- _EXERCISE OBJECTIVE_: Restate the full set of records exactly, word for word.

((

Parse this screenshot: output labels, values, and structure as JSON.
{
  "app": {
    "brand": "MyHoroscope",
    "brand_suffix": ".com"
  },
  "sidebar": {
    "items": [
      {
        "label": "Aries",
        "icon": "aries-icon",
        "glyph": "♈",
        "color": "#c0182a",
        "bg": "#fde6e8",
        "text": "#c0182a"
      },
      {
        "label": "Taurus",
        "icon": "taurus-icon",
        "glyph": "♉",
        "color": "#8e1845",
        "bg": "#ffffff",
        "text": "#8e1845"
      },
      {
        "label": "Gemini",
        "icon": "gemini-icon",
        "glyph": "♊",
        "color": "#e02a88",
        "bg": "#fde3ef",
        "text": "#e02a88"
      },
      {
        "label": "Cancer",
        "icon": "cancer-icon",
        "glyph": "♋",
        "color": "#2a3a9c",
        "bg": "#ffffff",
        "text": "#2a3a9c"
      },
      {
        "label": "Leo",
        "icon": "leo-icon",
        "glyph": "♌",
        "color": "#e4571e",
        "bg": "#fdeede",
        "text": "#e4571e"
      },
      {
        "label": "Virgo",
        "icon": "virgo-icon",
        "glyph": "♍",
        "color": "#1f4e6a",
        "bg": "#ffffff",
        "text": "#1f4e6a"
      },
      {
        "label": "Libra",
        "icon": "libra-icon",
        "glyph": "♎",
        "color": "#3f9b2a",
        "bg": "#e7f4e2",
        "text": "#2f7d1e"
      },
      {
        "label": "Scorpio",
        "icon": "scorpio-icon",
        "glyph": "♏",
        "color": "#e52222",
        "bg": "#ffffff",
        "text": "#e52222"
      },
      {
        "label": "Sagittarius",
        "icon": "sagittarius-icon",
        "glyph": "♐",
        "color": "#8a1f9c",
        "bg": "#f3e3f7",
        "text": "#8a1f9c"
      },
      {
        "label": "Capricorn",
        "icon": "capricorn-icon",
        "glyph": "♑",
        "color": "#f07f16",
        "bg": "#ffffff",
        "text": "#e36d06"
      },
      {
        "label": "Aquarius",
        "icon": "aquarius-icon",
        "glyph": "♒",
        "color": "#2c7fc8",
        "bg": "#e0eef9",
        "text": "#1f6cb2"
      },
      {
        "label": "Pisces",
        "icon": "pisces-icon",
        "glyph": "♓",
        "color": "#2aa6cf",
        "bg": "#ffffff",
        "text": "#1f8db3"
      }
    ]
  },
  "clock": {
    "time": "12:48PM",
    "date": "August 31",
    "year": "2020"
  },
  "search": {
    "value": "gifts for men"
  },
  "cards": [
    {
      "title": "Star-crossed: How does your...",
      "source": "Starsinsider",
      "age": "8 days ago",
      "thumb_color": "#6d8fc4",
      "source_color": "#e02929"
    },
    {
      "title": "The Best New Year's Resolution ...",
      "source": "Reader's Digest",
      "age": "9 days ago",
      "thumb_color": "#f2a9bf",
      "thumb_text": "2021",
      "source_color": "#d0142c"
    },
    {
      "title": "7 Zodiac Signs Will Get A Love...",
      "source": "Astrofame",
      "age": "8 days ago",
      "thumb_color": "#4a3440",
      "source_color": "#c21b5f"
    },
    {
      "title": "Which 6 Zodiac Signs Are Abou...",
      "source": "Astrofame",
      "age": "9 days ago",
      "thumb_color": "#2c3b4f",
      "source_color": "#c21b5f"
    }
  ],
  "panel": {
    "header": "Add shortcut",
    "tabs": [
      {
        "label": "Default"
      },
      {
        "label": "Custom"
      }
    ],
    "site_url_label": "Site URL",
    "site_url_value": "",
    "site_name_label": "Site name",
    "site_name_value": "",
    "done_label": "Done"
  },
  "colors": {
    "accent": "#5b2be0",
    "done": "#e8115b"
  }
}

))

- _ANSWER_:
Parse this screenshot: output labels, values, and structure as JSON.
{
  "app": {
    "brand": "MyHoroscope",
    "brand_suffix": ".com"
  },
  "sidebar": {
    "items": [
      {
        "label": "Aries",
        "icon": "aries-icon",
        "glyph": "♈",
        "color": "#c0182a",
        "bg": "#fde6e8",
        "text": "#c0182a"
      },
      {
        "label": "Taurus",
        "icon": "taurus-icon",
        "glyph": "♉",
        "color": "#8e1845",
        "bg": "#ffffff",
        "text": "#8e1845"
      },
      {
        "label": "Gemini",
        "icon": "gemini-icon",
        "glyph": "♊",
        "color": "#e02a88",
        "bg": "#fde3ef",
        "text": "#e02a88"
      },
      {
        "label": "Cancer",
        "icon": "cancer-icon",
        "glyph": "♋",
        "color": "#2a3a9c",
        "bg": "#ffffff",
        "text": "#2a3a9c"
      },
      {
        "label": "Leo",
        "icon": "leo-icon",
        "glyph": "♌",
        "color": "#e4571e",
        "bg": "#fdeede",
        "text": "#e4571e"
      },
      {
        "label": "Virgo",
        "icon": "virgo-icon",
        "glyph": "♍",
        "color": "#1f4e6a",
        "bg": "#ffffff",
        "text": "#1f4e6a"
      },
      {
        "label": "Libra",
        "icon": "libra-icon",
        "glyph": "♎",
        "color": "#3f9b2a",
        "bg": "#e7f4e2",
        "text": "#2f7d1e"
      },
      {
        "label": "Scorpio",
        "icon": "scorpio-icon",
        "glyph": "♏",
        "color": "#e52222",
        "bg": "#ffffff",
        "text": "#e52222"
      },
      {
        "label": "Sagittarius",
        "icon": "sagittarius-icon",
        "glyph": "♐",
        "color": "#8a1f9c",
        "bg": "#f3e3f7",
        "text": "#8a1f9c"
      },
      {
        "label": "Capricorn",
        "icon": "capricorn-icon",
        "glyph": "♑",
        "color": "#f07f16",
        "bg": "#ffffff",
        "text": "#e36d06"
      },
      {
        "label": "Aquarius",
        "icon": "aquarius-icon",
        "glyph": "♒",
        "color": "#2c7fc8",
        "bg": "#e0eef9",
        "text": "#1f6cb2"
      },
      {
        "label": "Pisces",
        "icon": "pisces-icon",
        "glyph": "♓",
        "color": "#2aa6cf",
        "bg": "#ffffff",
        "text": "#1f8db3"
      }
    ]
  },
  "clock": {
    "time": "12:48PM",
    "date": "August 31",
    "year": "2020"
  },
  "search": {
    "value": "gifts for men"
  },
  "cards": [
    {
      "title": "Star-crossed: How does your...",
      "source": "Starsinsider",
      "age": "8 days ago",
      "thumb_color": "#6d8fc4",
      "source_color": "#e02929"
    },
    {
      "title": "The Best New Year's Resolution ...",
      "source": "Reader's Digest",
      "age": "9 days ago",
      "thumb_color": "#f2a9bf",
      "thumb_text": "2021",
      "source_color": "#d0142c"
    },
    {
      "title": "7 Zodiac Signs Will Get A Love...",
      "source": "Astrofame",
      "age": "8 days ago",
      "thumb_color": "#4a3440",
      "source_color": "#c21b5f"
    },
    {
      "title": "Which 6 Zodiac Signs Are Abou...",
      "source": "Astrofame",
      "age": "9 days ago",
      "thumb_color": "#2c3b4f",
      "source_color": "#c21b5f"
    }
  ],
  "panel": {
    "header": "Add shortcut",
    "tabs": [
      {
        "label": "Default"
      },
      {
        "label": "Custom"
      }
    ],
    "site_url_label": "Site URL",
    "site_url_value": "",
    "site_name_label": "Site name",
    "site_name_value": "",
    "done_label": "Done"
  },
  "colors": {
    "accent": "#5b2be0",
    "done": "#e8115b"
  }
}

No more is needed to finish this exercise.